Promotional films‘Paperback Writer’/‘Rain’ single, so took part in a two-day shoot which resulted in a total of seven promotional films for the songs.
The idea was that we’d use them in America as well as the UK, because we thought, ‘We can’t go everywhere. We’re stopping touring and we’ll send these films out to promote the record.’ It was too much trouble to go and fight our way through all the screaming hordes of people to mime the latest single on Ready Steady Go!. Also, in America, they never saw the footage anyway.
Once we actually went on an Ed Sullivan show with just a clip. I think Ed Sullivan came on and said, ‘The Beatles were here, as you know, and they were wonderful boys, but they can’t be here now so they’ve sent us this clip.’ It was great, because really we conned the Sullivan show into promoting our new single by sending in the film clip. These days obviously everybody does that – it’s part of the promotion for a single – so I suppose in a way we invented MTV.
The first day’s filming took place on 19 May 1966 in Abbey Road’s Studio One.
The crew was supplied by InterTel (VTR Services), and the director was Michael Lindsay-Hogg. The producer was Tony Bramwell. Video tape was used on this first day, while the following day’s footage was shot on film.
At 10am a camera rehearsal took place. The first colour performance of ‘Rain’ was filmed, after which The Beatles watched a playback to see the results. From 1.10-2pm they filmed a colour performance of ‘Paperback Writer’.
Both these colour clips were for the US market, and had their première on The Ed Sullivan Show on 5 June 1966, along with a greeting filmed by The Beatles on this day between 6.15pm and 6.30pm.
After lunch The Beatles recorded black-and-white footage for UK viewers, two for ‘Paperback Writer’ and one for ‘Rain’, between 3.30pm and 6.15pm.
The first black-and-white clip of ‘Paperback Writer’ had its television début on Saturday 25 June in Goodbye Lucky Stars, the final edition of the long-running music show Thank Your Lucky Stars.
The second black-and-white performance of ‘Paperback Writer’, along with the one of ‘Rain’, were first shown on Ready, Steady, Go! on Friday 3 June, which was the first time the programme had broadcast footage not from its own studio.
The second day of promotional filming took place on 20 May 1966 at Chiswick House, an 18th century house and gardens in west London.
For the ‘Rain’ clip, The Beatles were filmed outside the gates and around a cedar tree, with the group performing while children played among the branches.
For ‘Paperback Writer’ the group were filmed inside the conservatory, and miming to the song in the statue garden. Some of the conservatory footage was also used in the ‘Rain’ clip, and extra shots of The Beatles walking in the grounds were later edited into both films.

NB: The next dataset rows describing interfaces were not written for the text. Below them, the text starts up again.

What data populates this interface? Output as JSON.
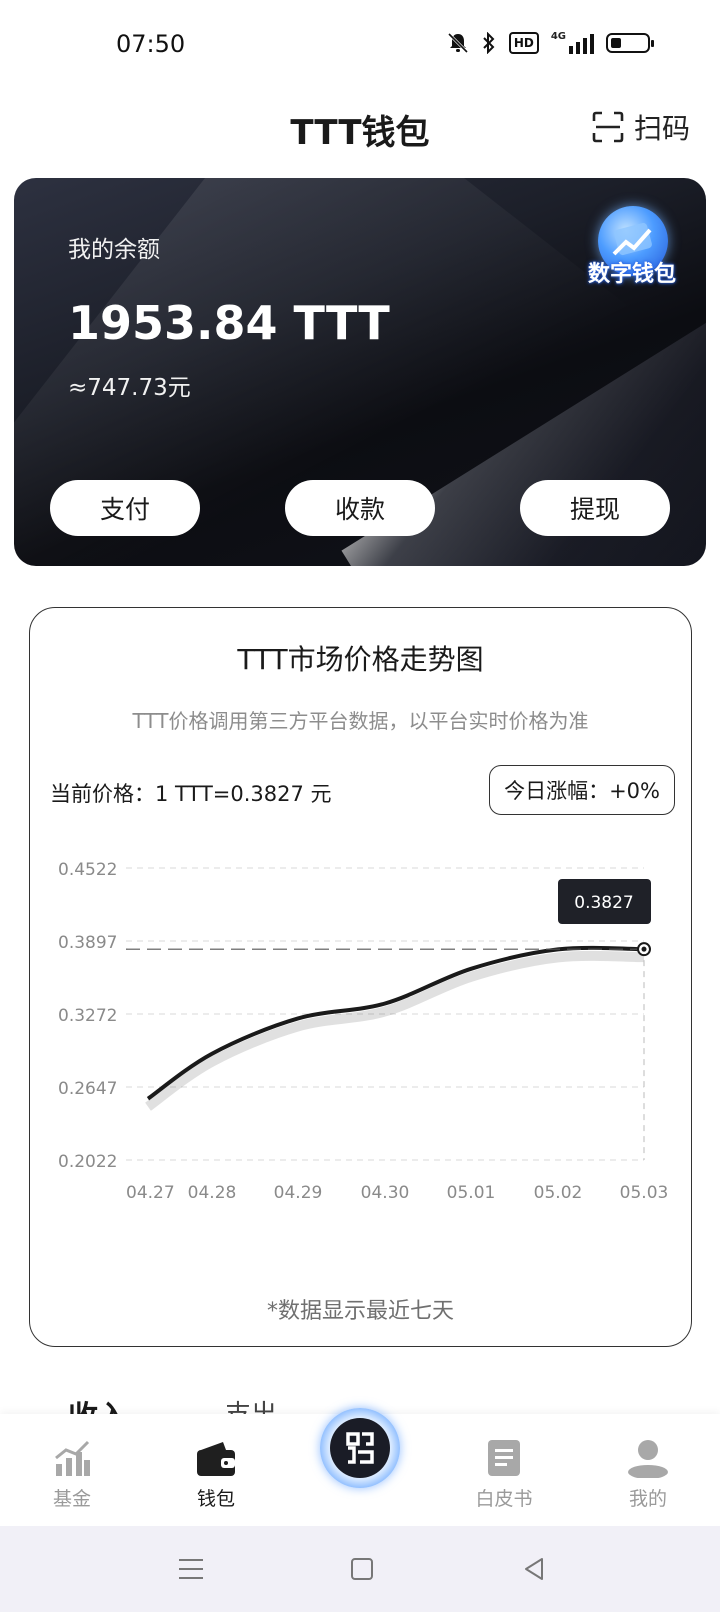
{
  "status_bar": {
    "time": "07:50",
    "hd": "HD",
    "network": "4G"
  },
  "header": {
    "title": "TTT钱包",
    "scan_label": "扫码"
  },
  "wallet": {
    "balance_label": "我的余额",
    "balance": "1953.84 TTT",
    "cny_value": "≈747.73元",
    "badge_text": "数字钱包",
    "actions": [
      "支付",
      "收款",
      "提现"
    ]
  },
  "chart_card": {
    "title": "TTT市场价格走势图",
    "subtitle": "TTT价格调用第三方平台数据，以平台实时价格为准",
    "current_price": "当前价格：1 TTT=0.3827 元",
    "today_change": "今日涨幅：+0%",
    "note": "*数据显示最近七天",
    "tooltip": "0.3827"
  },
  "chart_data": {
    "type": "line",
    "x": [
      "04.27",
      "04.28",
      "04.29",
      "04.30",
      "05.01",
      "05.02",
      "05.03"
    ],
    "series": [
      {
        "values": [
          0.2547,
          0.2932,
          0.3234,
          0.3362,
          0.3659,
          0.3825,
          0.3827
        ]
      }
    ],
    "yticks": [
      "0.4522",
      "0.3897",
      "0.3272",
      "0.2647",
      "0.2022"
    ],
    "ylim": [
      0.2022,
      0.4522
    ],
    "highlight_value": 0.3827,
    "grid": true
  },
  "partial_tabs": [
    "收入",
    "支出"
  ],
  "bottom_nav": {
    "items": [
      {
        "label": "基金",
        "active": false
      },
      {
        "label": "钱包",
        "active": true
      },
      {
        "label": "",
        "active": false
      },
      {
        "label": "白皮书",
        "active": false
      },
      {
        "label": "我的",
        "active": false
      }
    ]
  }
}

The colour clips were first shown in black-and-white on BBC 1’s Top Of The Pops. ‘Paperback Writer’ had its first screening on 2 June 1966, while ‘Rain’ had its début on the show on 9 June.
Top Of The Pops appearance

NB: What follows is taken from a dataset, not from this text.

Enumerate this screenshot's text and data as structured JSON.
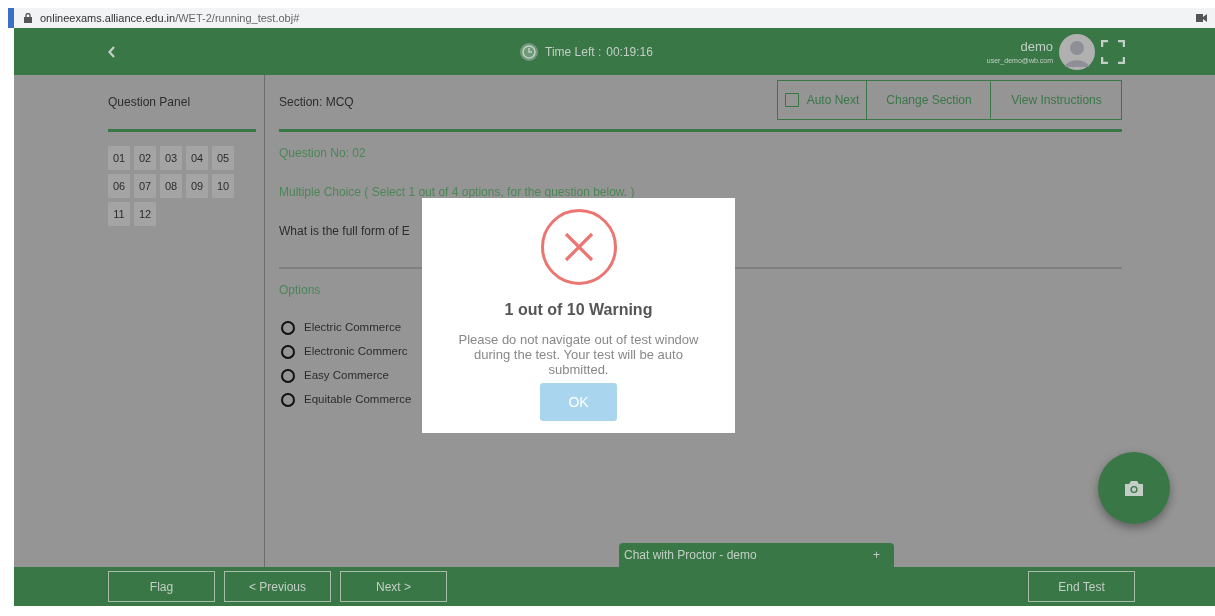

Although by June 1966 it had been running for over two years, The Beatles had never before appeared live on the BBC music show Top Of The Pops. They had pre-recorded exclusive performances in BBC studios, or sent promotional clips to be played on the show.
That changed on this day, with a studio performance of new single ‘Paperback Writer’. The Beatles had agreed two days previously, when manager Brian Epstein passed on a request from Top Of The Pops producer Johnnie Stewart. Unusually, on this occasion The Beatles agreed.

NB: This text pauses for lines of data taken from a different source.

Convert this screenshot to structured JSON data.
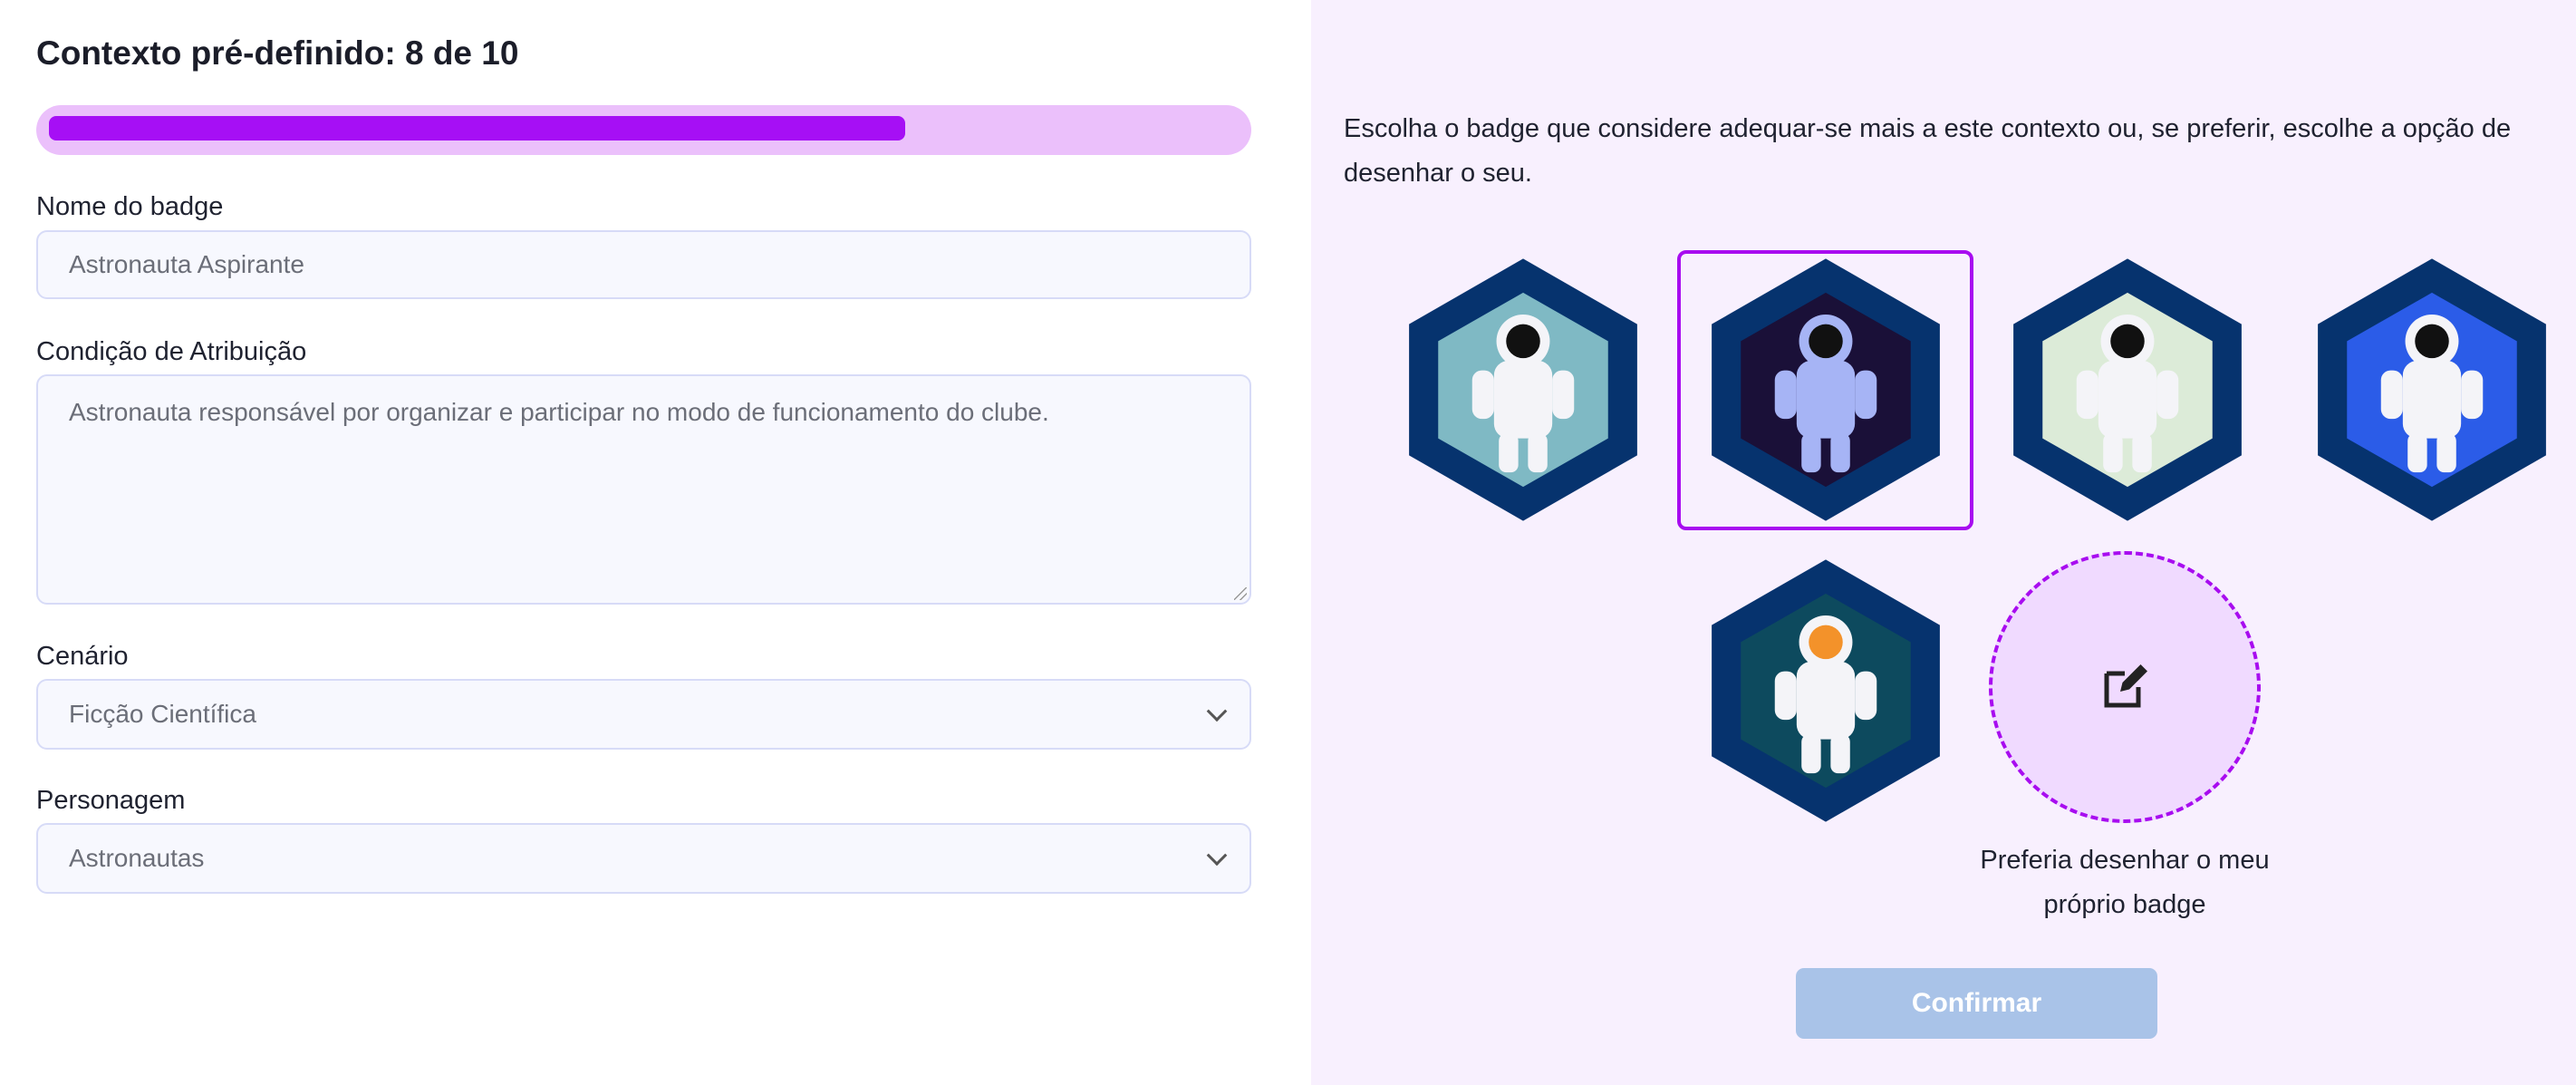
{
  "header": {
    "title": "Contexto pré-definido: 8 de 10",
    "progress": {
      "current": 8,
      "total": 10,
      "bar_fill_fraction": 0.72
    }
  },
  "form": {
    "badge_name": {
      "label": "Nome do badge",
      "value": "Astronauta Aspirante"
    },
    "condition": {
      "label": "Condição de Atribuição",
      "value": "Astronauta responsável por organizar e participar no modo de funcionamento do clube."
    },
    "scenario": {
      "label": "Cenário",
      "value": "Ficção Científica"
    },
    "character": {
      "label": "Personagem",
      "value": "Astronautas"
    }
  },
  "chooser": {
    "intro": "Escolha o badge que considere adequar-se mais a este contexto ou, se preferir, escolhe a opção de desenhar o seu.",
    "badges": [
      {
        "name": "astronaut-floating-planet",
        "bg": "#7fb9c4",
        "selected": false
      },
      {
        "name": "astronaut-dark",
        "bg": "#1a1038",
        "selected": true
      },
      {
        "name": "astronaut-portrait",
        "bg": "#dcebd8",
        "selected": false
      },
      {
        "name": "astronaut-blue",
        "bg": "#2b5ce8",
        "selected": false
      },
      {
        "name": "astronaut-pixel",
        "bg": "#0d4a5e",
        "selected": false
      }
    ],
    "draw_own_label": "Preferia desenhar o meu próprio badge",
    "confirm_label": "Confirmar"
  },
  "colors": {
    "accent": "#a60ff5",
    "hex_border": "#06336e",
    "confirm_disabled": "#a9c3e8"
  }
}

The group arrived at BBC Television Centre at 2.30pm for a rehearsal for the camera, and to pose for publicity photographs and conduct press interviews. More rehearsals followed between 4.15pm and 5.30, and from 6.30pm to 7pm.
The live broadcast took place between 7.30pm and 8pm on BBC One. The Beatles were the final act to appear, and mimed to both ‘Paperback Writer’ and its b-side, ‘Rain’. They were introduced by host Pete Murray.
The Beatles’ only appearance on Top Of The Pops was, with the exception of the worldwide satellite transmission of ‘All You Need Is Love’ on 25 June 1967, their final live television appearance as a group.